Is that a banana (sticker) in your pocket…?
I peeled this little sticker off of a banana and stuck it onto my wallet a couple weeks ago. I was happy to see it.
Whoever designed Chiquita’s “happy face” took advantage of the product’s naturally curved shape to make it look like a smile.
“Maybe it’s time to revisit this topic,” I thought to myself.
I’ve got a lot on my mind, however. Maybe too much. Clearly, I needed to spend some time researching whether there were any other brands making their products smile in this way. The sticker on my wallet was a reminder that eventually paid off.
I found three examples that share some interesting characteristics. All three include a photo (or a realistic illustration) of a smile-resembling food product.
In each case, the designers rely partly on their products’ curved shape, but also on a tagline claiming “happiness” as a product benefit.
Chiquita Bananas, Kraft Macaroni and Cheese, and Herta Frankfurters. These are three food brands whose products smile at us of late.
1. Chiquita’s “Just Smile!” campaign
Armando Testa created the television commercials for Chiquita’s 2015 “Just Smile” campaign.
Chiquita expanded on their smiling banana mouth by adding two stickers for the eyes.
When reproduced on tiny banana stickers, of course, these labels within the label become very small indeed.
Whose design was the banana happy face? I’m not sure. Maybe it was designed “in-house.”
In the nineties they tried to revive the original character in America and at that time I made some alterations to the old design to make it more “contemporary.” I suppose that for that reason they put my name as the creator. I also redesigned the logo character in England but it wasn’t a big deal. It is a gross exaggeration to describe me as the “creator”.
2. Kraft’s “You know you love it” campaign
Landor realized that by bringing these equities to life on-pack and creating a distinct, ownable graphic lockup between Kraft and Macaroni & Cheese, we could strengthen the brand, allowing it to contend more effectively with private label brands and other competitors.
Focusing on the Kraft-owned equities of happiness, smiles, and joy, and aware of the importance of the Kraft name on the label, we created the new Kraft Macaroni & Cheese logo. A bright blue circle strengthens Kraft’s claims on its core colors and a circular holding shape was introduced to lock up the logo—all supported by a noodle-smile.
Sometimes they’ve used the macaroni smile as a logo all by itself, without a tagline.
Kraft called it “The Smiling Noodle” in various trademark filings. The trademark office did not approve it at first. Initially they sought a disclaimer from Kraft, for this part of the logo. In other words, the smiling noodle part of design would not be protected.
Kraft’s lawyers argued that…

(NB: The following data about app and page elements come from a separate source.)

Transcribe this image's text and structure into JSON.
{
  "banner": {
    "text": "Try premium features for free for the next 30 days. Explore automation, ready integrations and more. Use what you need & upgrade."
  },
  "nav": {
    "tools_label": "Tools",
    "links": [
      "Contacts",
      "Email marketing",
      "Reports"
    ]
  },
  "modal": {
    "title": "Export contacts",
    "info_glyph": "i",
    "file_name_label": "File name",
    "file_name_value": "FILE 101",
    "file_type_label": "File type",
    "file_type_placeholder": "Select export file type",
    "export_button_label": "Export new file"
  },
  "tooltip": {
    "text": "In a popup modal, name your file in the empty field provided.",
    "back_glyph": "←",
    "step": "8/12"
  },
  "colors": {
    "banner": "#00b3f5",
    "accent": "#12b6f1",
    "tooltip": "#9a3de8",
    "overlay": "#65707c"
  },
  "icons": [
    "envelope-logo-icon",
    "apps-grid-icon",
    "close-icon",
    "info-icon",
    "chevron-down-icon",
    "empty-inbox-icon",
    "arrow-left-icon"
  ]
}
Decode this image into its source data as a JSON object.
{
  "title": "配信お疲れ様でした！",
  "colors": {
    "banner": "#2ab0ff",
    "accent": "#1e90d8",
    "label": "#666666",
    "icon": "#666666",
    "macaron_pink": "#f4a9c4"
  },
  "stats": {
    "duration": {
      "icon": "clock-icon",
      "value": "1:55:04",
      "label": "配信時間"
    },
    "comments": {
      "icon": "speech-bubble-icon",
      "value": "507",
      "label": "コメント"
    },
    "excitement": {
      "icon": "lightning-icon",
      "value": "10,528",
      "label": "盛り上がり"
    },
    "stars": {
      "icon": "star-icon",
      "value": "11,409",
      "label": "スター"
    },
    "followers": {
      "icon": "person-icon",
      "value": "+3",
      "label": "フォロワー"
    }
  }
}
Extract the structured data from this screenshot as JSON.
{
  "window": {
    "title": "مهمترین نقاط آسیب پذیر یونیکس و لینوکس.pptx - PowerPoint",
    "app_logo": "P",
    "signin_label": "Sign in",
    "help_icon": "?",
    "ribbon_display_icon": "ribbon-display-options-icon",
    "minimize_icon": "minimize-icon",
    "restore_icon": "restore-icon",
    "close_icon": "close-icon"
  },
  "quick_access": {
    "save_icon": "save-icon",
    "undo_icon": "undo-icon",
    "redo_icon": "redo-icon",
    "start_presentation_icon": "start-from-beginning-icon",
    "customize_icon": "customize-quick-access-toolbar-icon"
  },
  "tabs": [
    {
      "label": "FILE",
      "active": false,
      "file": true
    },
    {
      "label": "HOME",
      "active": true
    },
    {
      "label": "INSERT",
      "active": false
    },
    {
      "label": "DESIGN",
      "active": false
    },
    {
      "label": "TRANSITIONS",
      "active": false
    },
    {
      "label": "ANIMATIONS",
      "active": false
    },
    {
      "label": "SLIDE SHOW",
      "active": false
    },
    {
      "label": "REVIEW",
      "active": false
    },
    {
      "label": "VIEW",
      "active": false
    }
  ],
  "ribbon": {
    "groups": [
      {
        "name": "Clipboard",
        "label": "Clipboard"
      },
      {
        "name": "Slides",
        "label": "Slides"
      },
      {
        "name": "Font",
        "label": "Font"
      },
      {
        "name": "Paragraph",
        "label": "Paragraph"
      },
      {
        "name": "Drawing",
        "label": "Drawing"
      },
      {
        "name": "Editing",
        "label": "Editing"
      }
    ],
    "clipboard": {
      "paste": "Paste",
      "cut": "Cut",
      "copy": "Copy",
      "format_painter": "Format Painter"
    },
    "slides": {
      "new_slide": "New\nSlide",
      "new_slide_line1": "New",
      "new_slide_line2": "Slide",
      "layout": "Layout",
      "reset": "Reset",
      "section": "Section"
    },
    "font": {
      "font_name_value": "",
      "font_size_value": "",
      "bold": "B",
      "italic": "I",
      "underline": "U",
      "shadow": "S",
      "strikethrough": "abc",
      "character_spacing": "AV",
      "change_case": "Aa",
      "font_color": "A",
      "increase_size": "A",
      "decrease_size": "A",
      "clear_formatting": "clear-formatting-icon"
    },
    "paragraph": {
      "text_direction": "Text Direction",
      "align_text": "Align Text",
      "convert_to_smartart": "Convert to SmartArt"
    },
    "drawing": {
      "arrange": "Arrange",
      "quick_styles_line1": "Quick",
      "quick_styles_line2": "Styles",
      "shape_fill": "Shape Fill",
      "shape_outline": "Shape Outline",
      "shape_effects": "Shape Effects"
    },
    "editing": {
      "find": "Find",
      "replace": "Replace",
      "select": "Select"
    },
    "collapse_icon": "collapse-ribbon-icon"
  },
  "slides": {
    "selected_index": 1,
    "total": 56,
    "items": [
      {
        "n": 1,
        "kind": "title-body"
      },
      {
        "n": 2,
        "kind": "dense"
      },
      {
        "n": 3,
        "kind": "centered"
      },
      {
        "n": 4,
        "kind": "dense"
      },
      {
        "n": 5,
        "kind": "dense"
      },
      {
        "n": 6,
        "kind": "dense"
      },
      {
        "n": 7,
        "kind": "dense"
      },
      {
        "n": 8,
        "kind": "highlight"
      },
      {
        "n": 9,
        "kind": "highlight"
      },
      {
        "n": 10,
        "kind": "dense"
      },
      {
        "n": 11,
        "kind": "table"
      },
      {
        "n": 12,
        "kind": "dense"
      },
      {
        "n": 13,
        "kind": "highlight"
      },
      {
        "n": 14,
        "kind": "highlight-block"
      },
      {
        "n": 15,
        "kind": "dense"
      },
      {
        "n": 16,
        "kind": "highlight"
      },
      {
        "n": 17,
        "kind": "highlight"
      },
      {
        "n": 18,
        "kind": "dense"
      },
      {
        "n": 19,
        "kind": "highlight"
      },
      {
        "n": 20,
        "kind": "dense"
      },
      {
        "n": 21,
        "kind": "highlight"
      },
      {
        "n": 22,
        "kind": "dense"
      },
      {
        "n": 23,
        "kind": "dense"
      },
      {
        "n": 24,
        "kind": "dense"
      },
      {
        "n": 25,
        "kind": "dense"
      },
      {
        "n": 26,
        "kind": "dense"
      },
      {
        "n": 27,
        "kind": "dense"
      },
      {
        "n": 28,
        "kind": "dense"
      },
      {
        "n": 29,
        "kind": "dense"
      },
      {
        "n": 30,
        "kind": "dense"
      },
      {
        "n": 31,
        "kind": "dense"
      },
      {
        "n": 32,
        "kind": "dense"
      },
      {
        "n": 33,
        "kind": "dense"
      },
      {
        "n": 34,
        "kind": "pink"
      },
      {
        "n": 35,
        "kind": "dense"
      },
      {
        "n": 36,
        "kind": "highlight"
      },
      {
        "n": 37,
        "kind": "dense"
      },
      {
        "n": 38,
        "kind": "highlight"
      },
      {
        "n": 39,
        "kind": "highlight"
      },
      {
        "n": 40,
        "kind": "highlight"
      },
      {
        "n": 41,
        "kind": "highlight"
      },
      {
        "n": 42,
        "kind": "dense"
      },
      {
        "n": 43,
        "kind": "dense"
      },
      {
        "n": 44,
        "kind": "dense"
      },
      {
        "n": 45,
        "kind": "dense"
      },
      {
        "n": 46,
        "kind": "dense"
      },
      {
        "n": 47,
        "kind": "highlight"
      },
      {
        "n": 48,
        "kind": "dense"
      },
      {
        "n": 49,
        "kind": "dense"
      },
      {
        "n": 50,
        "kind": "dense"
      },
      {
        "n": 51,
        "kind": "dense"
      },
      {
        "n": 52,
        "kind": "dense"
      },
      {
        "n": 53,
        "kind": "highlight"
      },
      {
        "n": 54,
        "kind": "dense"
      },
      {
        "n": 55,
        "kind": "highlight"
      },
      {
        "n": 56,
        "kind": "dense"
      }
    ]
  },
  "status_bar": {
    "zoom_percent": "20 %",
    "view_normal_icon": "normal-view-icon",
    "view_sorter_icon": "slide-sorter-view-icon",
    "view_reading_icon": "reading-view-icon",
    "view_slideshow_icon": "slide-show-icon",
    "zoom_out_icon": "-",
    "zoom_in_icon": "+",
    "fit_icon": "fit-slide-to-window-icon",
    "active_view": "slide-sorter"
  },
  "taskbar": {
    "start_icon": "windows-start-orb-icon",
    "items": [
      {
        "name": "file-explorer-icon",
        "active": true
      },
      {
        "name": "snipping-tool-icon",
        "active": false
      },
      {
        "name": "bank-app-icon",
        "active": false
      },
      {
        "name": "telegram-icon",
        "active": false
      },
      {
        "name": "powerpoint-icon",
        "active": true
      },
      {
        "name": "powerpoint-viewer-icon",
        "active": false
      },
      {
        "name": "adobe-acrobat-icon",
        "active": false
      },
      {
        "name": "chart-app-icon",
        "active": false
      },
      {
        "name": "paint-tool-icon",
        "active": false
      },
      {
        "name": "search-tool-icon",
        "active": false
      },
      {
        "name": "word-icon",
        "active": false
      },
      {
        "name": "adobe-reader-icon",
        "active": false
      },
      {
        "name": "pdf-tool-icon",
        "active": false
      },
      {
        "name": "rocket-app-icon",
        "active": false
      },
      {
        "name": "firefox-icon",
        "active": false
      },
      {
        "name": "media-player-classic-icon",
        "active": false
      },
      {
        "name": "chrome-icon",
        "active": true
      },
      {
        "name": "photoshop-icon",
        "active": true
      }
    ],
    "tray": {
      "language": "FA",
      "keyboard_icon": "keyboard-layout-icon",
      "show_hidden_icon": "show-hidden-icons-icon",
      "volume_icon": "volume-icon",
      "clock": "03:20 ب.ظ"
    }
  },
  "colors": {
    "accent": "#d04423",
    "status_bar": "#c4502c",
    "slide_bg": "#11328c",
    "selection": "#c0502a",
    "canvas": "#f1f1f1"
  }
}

The Smiling Noodle… is inherently distinctive because it is not an illustration of the goods, but rather a whimsical use of a single noodle shown in the upturned position to represent a smile.
… The Smiling Noodle is a suggestive logo design intended to capture and convey the spirit of the product, in this case, happiness, when consumed.
In 2012, the trademark office approved the “Smiling Noodle” as a registered trademark, in its own right.
3. The “Herta Makes a Meal Happy” campaign
…making the product an icon for happy mealtimes by literally making it smile!
Herta’s hot dog smile also includes ketchup punctuation marks at the corners of the ‘mouth’. (To my eyes these serve a similar anatomical role to the arrowhead in Amazon’s smiling logo.)
While the smiling frankfurter appears on Herta’s packaging without other facial features, their website features a happy face with additional features.
Here, as with the other two brands, “happiness” is the core product claim.
See also: Brands Make Ü Happy